[Records for this exercise — start]

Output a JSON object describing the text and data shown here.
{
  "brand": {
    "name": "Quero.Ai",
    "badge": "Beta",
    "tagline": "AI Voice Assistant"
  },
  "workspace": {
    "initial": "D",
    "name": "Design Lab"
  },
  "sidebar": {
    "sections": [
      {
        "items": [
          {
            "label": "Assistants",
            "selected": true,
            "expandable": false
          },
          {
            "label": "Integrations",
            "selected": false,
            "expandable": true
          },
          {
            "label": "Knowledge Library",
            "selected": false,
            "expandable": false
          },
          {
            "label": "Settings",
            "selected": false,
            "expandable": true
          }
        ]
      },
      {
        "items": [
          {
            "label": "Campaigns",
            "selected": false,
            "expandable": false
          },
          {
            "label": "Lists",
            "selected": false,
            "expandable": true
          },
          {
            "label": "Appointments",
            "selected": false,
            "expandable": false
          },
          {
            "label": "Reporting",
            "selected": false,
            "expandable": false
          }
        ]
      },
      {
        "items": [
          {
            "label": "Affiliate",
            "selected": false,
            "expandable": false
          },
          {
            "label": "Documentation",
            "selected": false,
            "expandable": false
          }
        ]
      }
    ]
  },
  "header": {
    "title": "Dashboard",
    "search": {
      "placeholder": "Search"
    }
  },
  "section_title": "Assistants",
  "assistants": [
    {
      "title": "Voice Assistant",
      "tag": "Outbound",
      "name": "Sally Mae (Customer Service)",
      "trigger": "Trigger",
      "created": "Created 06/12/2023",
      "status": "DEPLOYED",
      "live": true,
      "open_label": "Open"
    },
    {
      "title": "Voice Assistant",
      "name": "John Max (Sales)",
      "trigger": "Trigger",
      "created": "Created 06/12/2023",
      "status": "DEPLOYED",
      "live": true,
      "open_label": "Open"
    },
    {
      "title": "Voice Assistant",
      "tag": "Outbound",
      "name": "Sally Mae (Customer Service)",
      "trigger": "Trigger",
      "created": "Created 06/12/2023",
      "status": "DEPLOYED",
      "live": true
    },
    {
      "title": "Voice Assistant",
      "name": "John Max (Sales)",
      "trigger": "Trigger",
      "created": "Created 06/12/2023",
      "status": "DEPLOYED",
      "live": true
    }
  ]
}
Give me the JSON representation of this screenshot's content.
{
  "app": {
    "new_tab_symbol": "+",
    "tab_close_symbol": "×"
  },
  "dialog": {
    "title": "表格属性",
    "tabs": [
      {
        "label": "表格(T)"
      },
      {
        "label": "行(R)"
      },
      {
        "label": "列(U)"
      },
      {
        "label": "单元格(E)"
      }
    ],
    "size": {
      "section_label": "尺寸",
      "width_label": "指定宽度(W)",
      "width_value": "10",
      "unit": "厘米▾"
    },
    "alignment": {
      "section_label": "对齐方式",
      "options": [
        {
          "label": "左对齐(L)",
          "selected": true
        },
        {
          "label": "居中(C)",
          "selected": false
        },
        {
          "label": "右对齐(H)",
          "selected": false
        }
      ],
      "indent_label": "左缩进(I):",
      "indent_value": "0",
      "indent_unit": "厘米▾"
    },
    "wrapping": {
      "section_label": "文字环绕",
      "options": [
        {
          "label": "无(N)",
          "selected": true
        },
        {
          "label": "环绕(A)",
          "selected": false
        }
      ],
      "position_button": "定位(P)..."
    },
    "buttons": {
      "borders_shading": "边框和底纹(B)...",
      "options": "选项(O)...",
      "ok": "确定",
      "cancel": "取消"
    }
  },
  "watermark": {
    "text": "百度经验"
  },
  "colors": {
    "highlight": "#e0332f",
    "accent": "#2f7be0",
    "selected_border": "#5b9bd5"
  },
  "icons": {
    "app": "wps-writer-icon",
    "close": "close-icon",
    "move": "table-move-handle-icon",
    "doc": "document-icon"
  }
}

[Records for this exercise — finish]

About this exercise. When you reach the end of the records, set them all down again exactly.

Answer.
Output a JSON object describing the text and data shown here.
{
  "brand": {
    "name": "Quero.Ai",
    "badge": "Beta",
    "tagline": "AI Voice Assistant"
  },
  "workspace": {
    "initial": "D",
    "name": "Design Lab"
  },
  "sidebar": {
    "sections": [
      {
        "items": [
          {
            "label": "Assistants",
            "selected": true,
            "expandable": false
          },
          {
            "label": "Integrations",
            "selected": false,
            "expandable": true
          },
          {
            "label": "Knowledge Library",
            "selected": false,
            "expandable": false
          },
          {
            "label": "Settings",
            "selected": false,
            "expandable": true
          }
        ]
      },
      {
        "items": [
          {
            "label": "Campaigns",
            "selected": false,
            "expandable": false
          },
          {
            "label": "Lists",
            "selected": false,
            "expandable": true
          },
          {
            "label": "Appointments",
            "selected": false,
            "expandable": false
          },
          {
            "label": "Reporting",
            "selected": false,
            "expandable": false
          }
        ]
      },
      {
        "items": [
          {
            "label": "Affiliate",
            "selected": false,
            "expandable": false
          },
          {
            "label": "Documentation",
            "selected": false,
            "expandable": false
          }
        ]
      }
    ]
  },
  "header": {
    "title": "Dashboard",
    "search": {
      "placeholder": "Search"
    }
  },
  "section_title": "Assistants",
  "assistants": [
    {
      "title": "Voice Assistant",
      "tag": "Outbound",
      "name": "Sally Mae (Customer Service)",
      "trigger": "Trigger",
      "created": "Created 06/12/2023",
      "status": "DEPLOYED",
      "live": true,
      "open_label": "Open"
    },
    {
      "title": "Voice Assistant",
      "name": "John Max (Sales)",
      "trigger": "Trigger",
      "created": "Created 06/12/2023",
      "status": "DEPLOYED",
      "live": true,
      "open_label": "Open"
    },
    {
      "title": "Voice Assistant",
      "tag": "Outbound",
      "name": "Sally Mae (Customer Service)",
      "trigger": "Trigger",
      "created": "Created 06/12/2023",
      "status": "DEPLOYED",
      "live": true
    },
    {
      "title": "Voice Assistant",
      "name": "John Max (Sales)",
      "trigger": "Trigger",
      "created": "Created 06/12/2023",
      "status": "DEPLOYED",
      "live": true
    }
  ]
}
Give me the JSON representation of this screenshot's content.
{
  "app": {
    "new_tab_symbol": "+",
    "tab_close_symbol": "×"
  },
  "dialog": {
    "title": "表格属性",
    "tabs": [
      {
        "label": "表格(T)"
      },
      {
        "label": "行(R)"
      },
      {
        "label": "列(U)"
      },
      {
        "label": "单元格(E)"
      }
    ],
    "size": {
      "section_label": "尺寸",
      "width_label": "指定宽度(W)",
      "width_value": "10",
      "unit": "厘米▾"
    },
    "alignment": {
      "section_label": "对齐方式",
      "options": [
        {
          "label": "左对齐(L)",
          "selected": true
        },
        {
          "label": "居中(C)",
          "selected": false
        },
        {
          "label": "右对齐(H)",
          "selected": false
        }
      ],
      "indent_label": "左缩进(I):",
      "indent_value": "0",
      "indent_unit": "厘米▾"
    },
    "wrapping": {
      "section_label": "文字环绕",
      "options": [
        {
          "label": "无(N)",
          "selected": true
        },
        {
          "label": "环绕(A)",
          "selected": false
        }
      ],
      "position_button": "定位(P)..."
    },
    "buttons": {
      "borders_shading": "边框和底纹(B)...",
      "options": "选项(O)...",
      "ok": "确定",
      "cancel": "取消"
    }
  },
  "watermark": {
    "text": "百度经验"
  },
  "colors": {
    "highlight": "#e0332f",
    "accent": "#2f7be0",
    "selected_border": "#5b9bd5"
  },
  "icons": {
    "app": "wps-writer-icon",
    "close": "close-icon",
    "move": "table-move-handle-icon",
    "doc": "document-icon"
  }
}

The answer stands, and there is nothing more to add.